__What is needed__. Your answer should hold all lines of the entries that include the word "Latency".
───── Record extracts
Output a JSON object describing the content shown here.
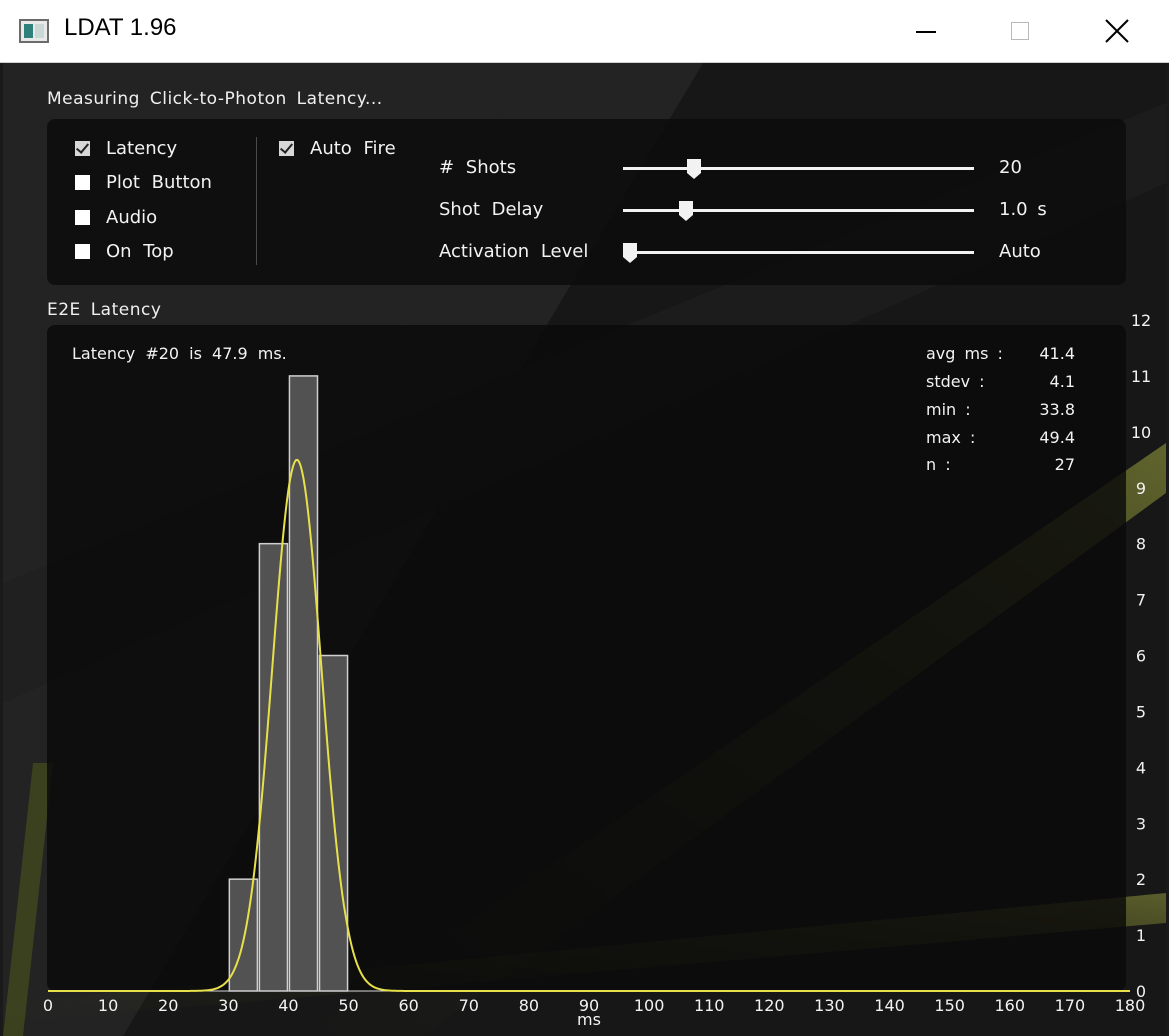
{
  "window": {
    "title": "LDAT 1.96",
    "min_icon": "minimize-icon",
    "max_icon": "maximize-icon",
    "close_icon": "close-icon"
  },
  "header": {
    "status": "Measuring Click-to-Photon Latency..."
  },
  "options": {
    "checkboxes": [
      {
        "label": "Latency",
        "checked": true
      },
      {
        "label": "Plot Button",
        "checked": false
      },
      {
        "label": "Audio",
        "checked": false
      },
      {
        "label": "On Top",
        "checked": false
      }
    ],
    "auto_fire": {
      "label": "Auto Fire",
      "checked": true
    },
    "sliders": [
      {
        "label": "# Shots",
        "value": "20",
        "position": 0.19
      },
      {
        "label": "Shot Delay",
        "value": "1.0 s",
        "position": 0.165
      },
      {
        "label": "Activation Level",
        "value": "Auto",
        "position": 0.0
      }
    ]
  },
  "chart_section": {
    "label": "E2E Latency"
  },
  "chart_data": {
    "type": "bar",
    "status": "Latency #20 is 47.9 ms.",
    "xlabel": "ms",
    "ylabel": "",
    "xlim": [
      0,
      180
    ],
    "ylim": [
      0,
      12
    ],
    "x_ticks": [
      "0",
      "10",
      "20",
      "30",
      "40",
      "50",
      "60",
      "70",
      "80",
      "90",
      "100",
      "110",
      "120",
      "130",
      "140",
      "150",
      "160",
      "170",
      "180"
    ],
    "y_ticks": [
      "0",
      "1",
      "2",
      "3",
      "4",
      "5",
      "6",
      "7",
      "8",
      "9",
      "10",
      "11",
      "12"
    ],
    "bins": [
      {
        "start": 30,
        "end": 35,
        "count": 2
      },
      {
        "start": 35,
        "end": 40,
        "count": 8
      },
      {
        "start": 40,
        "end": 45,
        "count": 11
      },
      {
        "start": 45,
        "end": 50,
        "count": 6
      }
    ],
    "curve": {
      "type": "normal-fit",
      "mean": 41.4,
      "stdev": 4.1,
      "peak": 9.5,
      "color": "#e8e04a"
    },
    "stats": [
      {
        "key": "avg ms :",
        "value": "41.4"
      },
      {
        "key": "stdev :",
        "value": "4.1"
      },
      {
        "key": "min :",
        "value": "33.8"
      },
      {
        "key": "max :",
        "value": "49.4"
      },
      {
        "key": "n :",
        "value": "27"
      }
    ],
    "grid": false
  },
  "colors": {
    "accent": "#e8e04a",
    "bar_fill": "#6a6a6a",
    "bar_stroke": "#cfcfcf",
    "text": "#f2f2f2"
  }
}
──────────
__Result of this task__.
    "status": "Measuring Click-to-Photon Latency..."
        "label": "Latency",
    "label": "E2E Latency"
    "status": "Latency #20 is 47.9 ms.",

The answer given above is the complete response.